(Exercise material begins)
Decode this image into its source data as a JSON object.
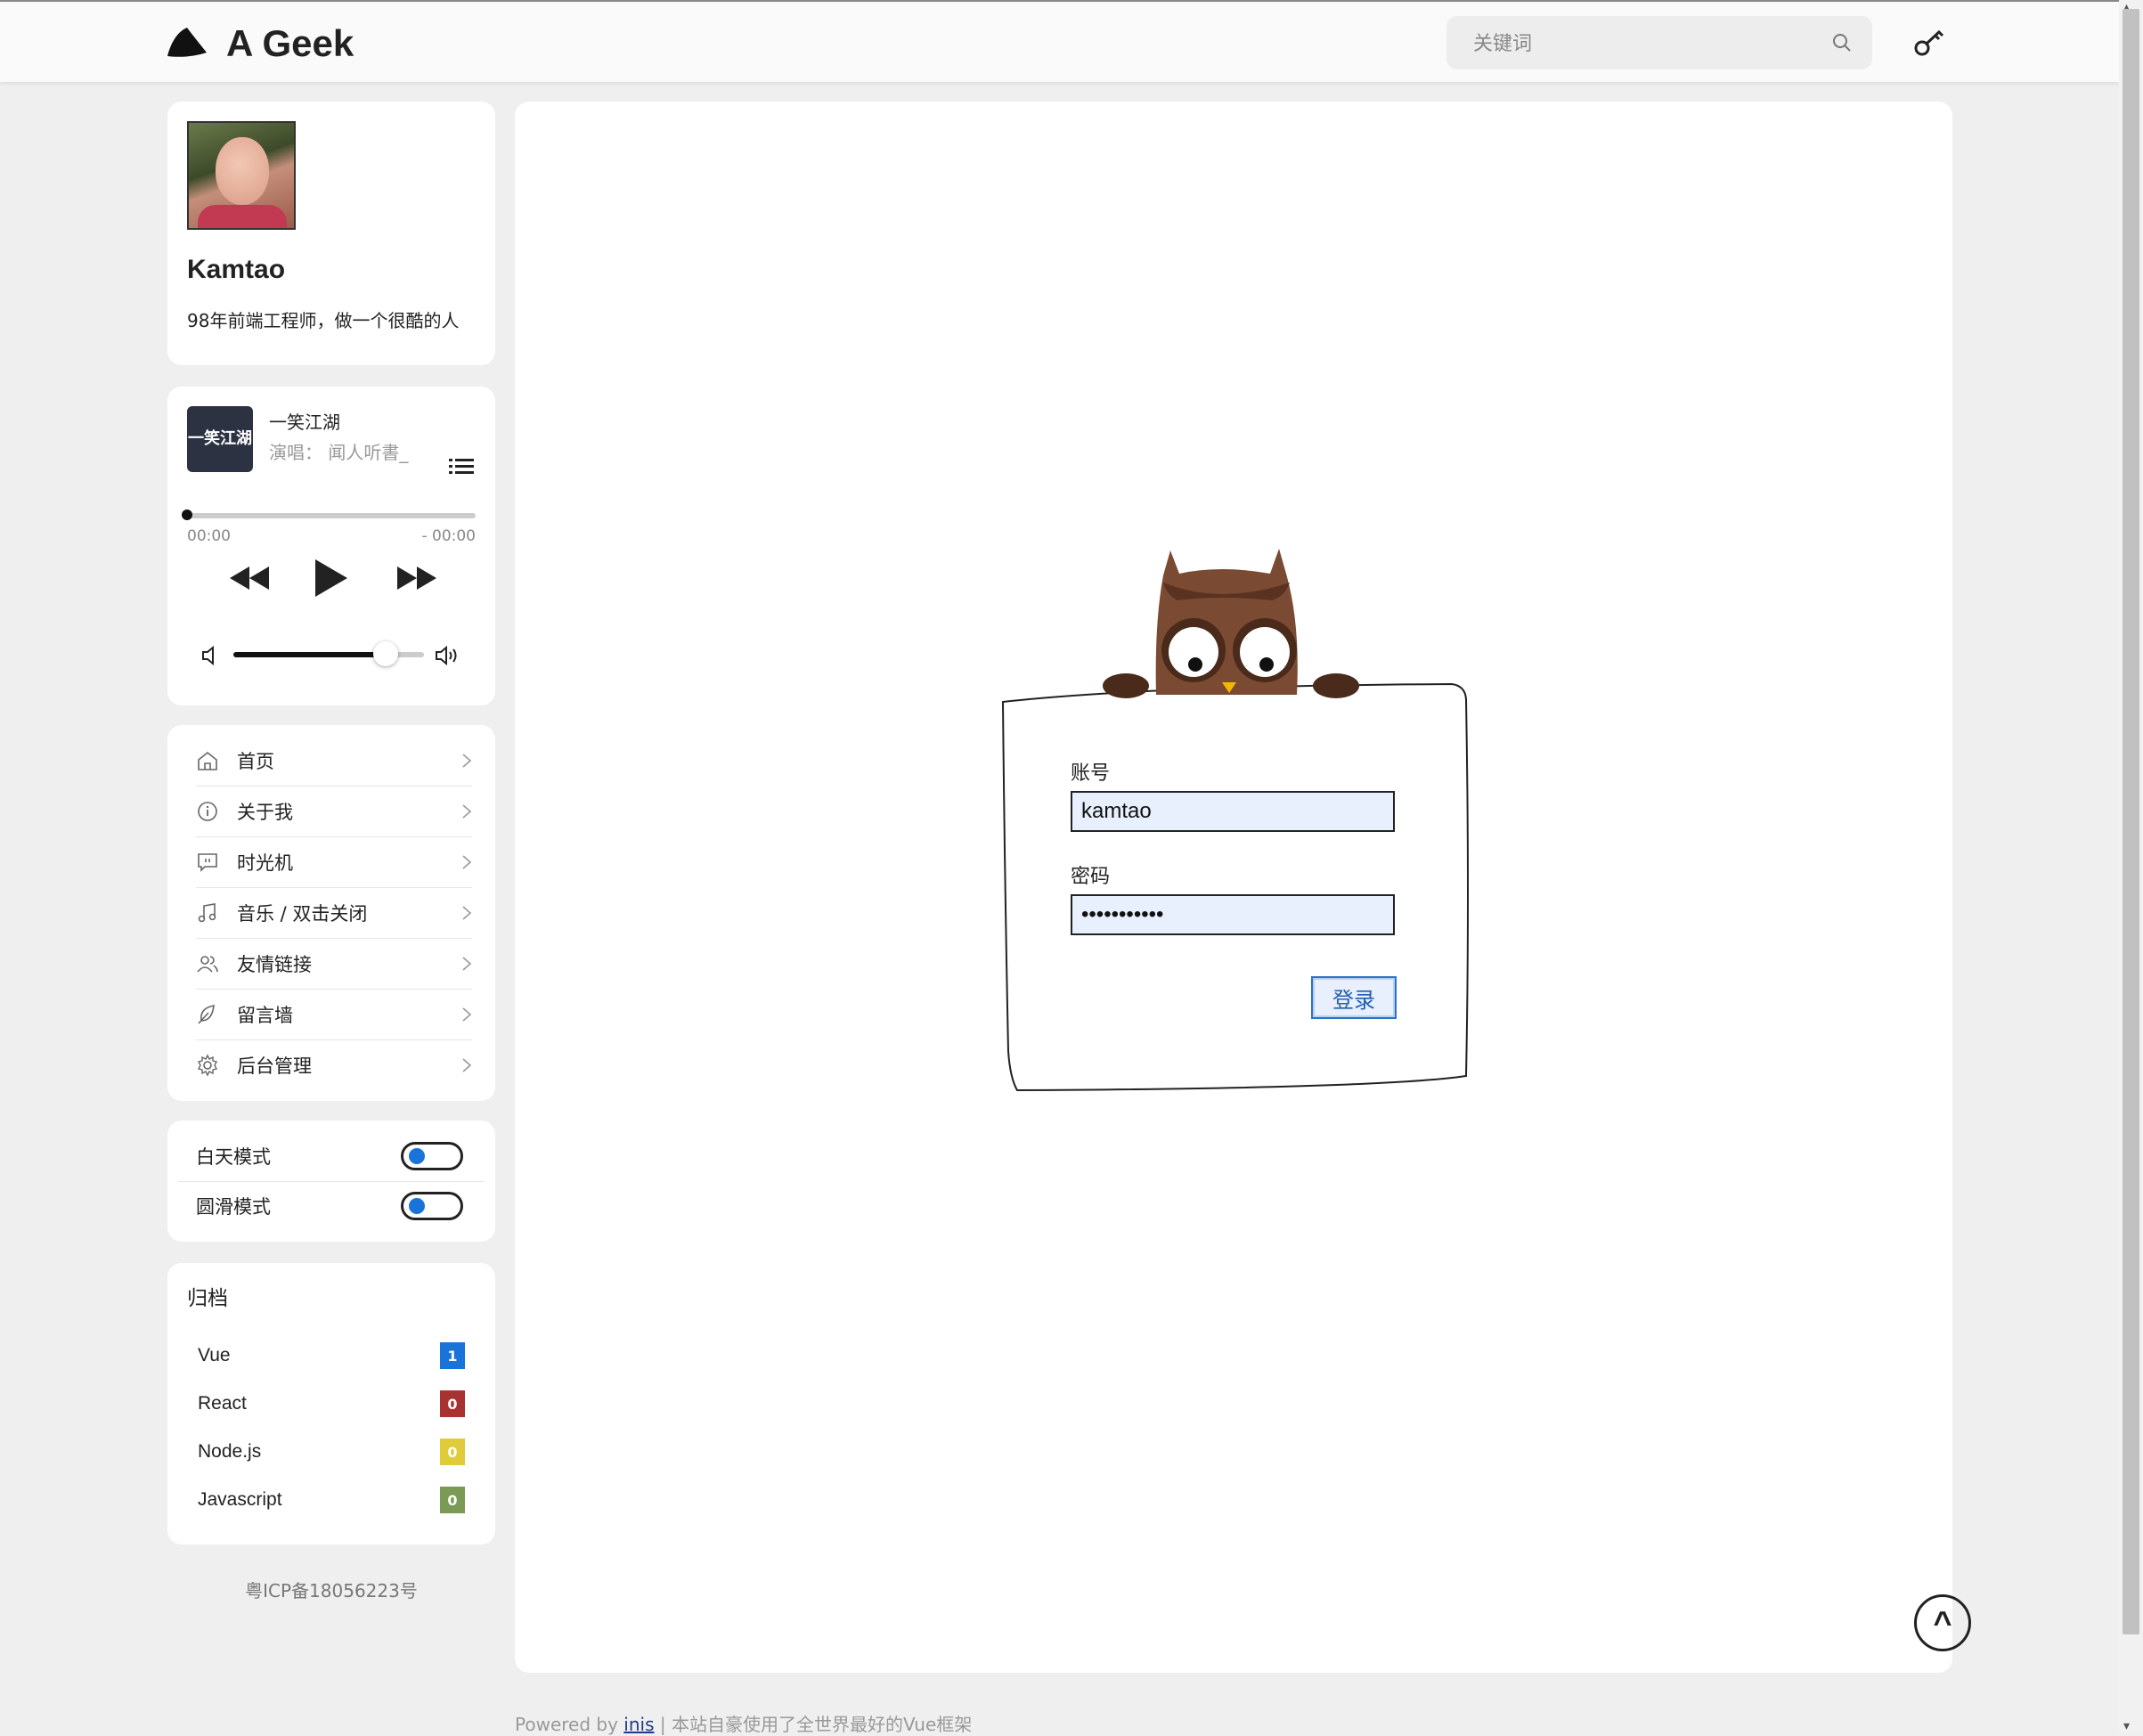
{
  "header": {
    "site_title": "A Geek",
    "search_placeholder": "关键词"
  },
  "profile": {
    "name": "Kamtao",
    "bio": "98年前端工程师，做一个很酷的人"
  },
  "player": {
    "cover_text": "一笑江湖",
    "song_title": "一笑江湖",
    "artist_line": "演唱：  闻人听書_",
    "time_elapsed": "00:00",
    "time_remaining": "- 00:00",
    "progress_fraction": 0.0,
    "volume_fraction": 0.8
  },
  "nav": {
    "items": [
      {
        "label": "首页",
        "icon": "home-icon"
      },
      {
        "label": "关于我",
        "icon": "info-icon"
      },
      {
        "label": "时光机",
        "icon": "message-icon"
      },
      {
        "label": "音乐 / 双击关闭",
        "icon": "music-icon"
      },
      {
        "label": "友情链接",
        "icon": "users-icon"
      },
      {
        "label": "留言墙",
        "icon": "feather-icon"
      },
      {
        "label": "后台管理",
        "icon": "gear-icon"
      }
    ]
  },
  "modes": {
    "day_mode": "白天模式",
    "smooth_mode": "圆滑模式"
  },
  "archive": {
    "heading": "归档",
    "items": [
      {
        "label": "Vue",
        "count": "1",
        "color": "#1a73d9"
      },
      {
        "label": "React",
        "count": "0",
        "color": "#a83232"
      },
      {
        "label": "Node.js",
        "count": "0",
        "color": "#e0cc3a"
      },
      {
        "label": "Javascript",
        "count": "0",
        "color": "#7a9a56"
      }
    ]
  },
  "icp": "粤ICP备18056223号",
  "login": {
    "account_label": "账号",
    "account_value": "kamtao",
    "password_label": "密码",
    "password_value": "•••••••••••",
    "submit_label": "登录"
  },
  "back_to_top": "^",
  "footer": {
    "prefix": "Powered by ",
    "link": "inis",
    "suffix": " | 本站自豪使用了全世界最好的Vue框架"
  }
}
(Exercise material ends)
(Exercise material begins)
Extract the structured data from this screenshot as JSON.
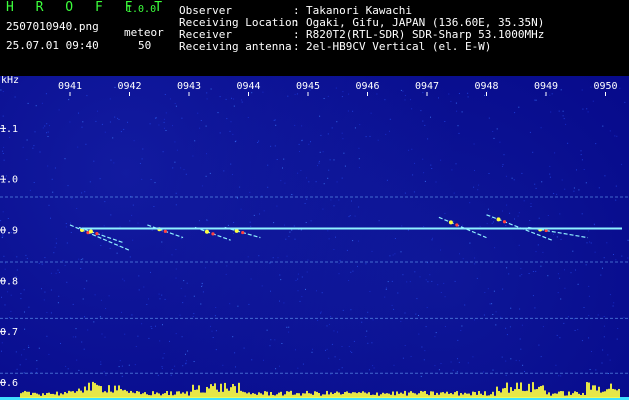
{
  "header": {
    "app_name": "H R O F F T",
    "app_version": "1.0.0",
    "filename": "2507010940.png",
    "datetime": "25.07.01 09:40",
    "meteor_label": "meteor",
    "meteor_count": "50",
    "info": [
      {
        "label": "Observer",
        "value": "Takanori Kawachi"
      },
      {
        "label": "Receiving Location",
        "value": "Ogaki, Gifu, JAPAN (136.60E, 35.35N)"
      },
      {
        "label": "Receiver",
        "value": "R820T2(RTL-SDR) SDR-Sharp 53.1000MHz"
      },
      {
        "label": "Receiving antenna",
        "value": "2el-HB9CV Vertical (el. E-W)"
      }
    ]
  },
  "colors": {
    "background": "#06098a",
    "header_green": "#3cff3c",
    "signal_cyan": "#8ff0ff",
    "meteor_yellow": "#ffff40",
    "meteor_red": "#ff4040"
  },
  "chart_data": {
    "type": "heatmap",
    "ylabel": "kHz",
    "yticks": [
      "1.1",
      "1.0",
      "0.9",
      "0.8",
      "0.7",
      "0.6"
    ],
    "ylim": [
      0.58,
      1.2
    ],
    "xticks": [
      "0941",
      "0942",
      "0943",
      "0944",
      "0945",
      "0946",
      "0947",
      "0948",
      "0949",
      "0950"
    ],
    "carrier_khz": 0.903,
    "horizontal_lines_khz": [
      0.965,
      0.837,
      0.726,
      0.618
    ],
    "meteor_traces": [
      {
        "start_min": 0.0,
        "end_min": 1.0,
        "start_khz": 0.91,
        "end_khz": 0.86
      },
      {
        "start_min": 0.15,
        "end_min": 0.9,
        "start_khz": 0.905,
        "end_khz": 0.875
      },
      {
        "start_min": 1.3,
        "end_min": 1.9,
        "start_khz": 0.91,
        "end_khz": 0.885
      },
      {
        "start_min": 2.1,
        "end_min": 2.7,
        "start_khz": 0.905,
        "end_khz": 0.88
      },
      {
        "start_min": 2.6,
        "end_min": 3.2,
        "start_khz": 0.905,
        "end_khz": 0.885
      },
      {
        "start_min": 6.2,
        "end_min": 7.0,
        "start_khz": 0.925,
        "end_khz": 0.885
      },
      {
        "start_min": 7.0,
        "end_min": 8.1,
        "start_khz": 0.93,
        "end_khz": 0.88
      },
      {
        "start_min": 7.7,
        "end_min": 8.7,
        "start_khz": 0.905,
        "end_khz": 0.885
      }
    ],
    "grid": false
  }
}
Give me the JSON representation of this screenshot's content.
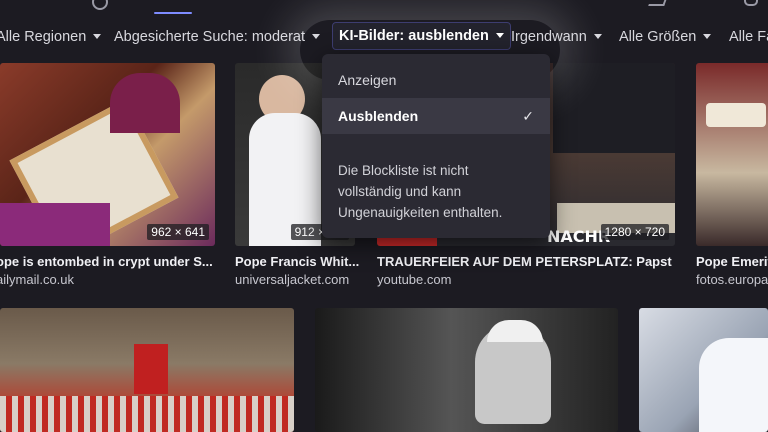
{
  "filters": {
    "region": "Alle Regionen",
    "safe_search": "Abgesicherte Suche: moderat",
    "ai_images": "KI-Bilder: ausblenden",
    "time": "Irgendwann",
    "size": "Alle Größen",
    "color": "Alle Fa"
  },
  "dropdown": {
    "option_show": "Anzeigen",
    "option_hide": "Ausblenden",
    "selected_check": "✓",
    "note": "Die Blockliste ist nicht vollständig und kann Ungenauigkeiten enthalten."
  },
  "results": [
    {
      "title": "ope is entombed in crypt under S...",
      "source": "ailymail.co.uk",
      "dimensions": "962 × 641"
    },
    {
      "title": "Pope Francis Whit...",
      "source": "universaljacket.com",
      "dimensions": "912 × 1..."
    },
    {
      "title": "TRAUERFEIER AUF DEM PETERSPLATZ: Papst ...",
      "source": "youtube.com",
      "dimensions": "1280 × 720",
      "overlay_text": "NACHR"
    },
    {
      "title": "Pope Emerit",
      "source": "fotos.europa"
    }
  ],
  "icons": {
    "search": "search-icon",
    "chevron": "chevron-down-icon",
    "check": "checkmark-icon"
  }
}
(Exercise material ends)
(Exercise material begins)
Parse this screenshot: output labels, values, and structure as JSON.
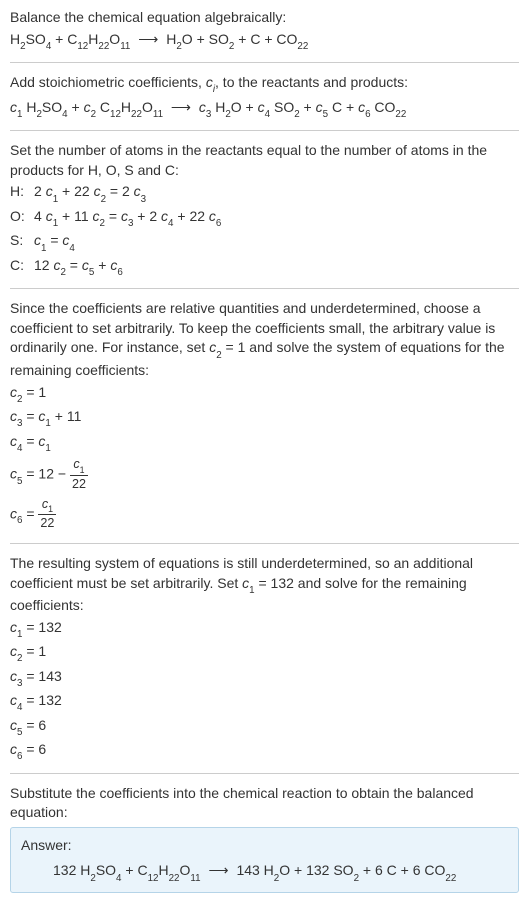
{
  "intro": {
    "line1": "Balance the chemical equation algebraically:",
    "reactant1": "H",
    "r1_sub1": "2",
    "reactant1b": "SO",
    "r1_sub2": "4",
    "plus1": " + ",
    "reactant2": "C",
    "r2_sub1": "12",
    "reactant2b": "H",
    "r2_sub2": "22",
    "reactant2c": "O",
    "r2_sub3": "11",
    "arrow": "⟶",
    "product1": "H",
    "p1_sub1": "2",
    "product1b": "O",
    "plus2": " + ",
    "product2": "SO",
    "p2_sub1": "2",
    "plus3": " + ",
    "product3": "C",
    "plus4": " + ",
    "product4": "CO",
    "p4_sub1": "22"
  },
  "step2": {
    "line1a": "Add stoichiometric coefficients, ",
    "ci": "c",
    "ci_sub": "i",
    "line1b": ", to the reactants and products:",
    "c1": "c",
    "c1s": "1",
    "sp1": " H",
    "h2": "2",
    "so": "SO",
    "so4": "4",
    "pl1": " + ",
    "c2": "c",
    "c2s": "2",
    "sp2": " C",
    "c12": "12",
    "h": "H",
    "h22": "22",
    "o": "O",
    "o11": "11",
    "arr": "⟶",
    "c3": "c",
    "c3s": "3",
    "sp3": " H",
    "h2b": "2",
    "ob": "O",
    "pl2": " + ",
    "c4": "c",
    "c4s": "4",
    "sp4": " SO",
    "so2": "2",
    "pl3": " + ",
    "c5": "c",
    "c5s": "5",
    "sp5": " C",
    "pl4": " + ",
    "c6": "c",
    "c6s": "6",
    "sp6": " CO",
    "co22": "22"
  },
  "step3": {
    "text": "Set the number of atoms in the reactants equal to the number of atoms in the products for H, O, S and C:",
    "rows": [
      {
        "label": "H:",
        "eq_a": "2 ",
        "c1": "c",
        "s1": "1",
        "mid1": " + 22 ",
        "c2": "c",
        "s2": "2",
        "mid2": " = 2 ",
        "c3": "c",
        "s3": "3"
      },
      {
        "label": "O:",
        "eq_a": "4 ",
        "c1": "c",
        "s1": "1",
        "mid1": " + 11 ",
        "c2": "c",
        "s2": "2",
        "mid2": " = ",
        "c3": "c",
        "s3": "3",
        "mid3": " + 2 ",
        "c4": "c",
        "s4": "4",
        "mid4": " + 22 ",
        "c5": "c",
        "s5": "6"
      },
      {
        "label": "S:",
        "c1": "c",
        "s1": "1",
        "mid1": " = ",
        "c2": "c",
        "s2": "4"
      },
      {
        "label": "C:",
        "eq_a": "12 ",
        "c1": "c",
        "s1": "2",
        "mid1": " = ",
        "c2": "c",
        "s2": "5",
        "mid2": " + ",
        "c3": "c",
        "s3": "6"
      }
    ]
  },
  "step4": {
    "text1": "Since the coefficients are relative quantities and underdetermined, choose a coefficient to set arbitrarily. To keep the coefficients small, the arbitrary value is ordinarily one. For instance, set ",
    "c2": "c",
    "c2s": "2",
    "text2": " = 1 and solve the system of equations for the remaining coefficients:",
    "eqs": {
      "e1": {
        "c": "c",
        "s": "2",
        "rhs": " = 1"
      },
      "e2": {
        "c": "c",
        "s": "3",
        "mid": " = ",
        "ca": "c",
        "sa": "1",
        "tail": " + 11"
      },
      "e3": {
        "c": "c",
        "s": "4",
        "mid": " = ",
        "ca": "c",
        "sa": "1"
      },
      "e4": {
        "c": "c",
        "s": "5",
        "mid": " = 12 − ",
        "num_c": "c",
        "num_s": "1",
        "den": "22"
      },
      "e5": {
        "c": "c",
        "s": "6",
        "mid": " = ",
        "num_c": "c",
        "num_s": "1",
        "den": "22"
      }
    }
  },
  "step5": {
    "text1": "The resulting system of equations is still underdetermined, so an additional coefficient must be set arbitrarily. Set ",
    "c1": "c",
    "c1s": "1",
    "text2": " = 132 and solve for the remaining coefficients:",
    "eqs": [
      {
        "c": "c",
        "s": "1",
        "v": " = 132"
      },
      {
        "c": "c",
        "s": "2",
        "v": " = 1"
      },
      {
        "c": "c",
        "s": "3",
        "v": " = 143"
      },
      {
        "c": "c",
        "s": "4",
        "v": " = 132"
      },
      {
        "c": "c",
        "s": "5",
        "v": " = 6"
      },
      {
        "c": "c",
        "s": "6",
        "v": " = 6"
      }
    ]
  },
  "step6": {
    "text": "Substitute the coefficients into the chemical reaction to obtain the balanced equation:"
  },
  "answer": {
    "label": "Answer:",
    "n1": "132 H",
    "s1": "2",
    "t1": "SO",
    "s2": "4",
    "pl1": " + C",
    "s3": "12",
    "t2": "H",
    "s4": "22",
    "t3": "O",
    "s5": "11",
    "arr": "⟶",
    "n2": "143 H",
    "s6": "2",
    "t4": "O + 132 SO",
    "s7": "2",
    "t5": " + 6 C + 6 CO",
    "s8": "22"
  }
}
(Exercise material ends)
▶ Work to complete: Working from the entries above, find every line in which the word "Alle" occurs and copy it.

▶ Response to the exercise:
    "region": "Alle Regionen",
    "size": "Alle Größen",
    "color": "Alle Fa"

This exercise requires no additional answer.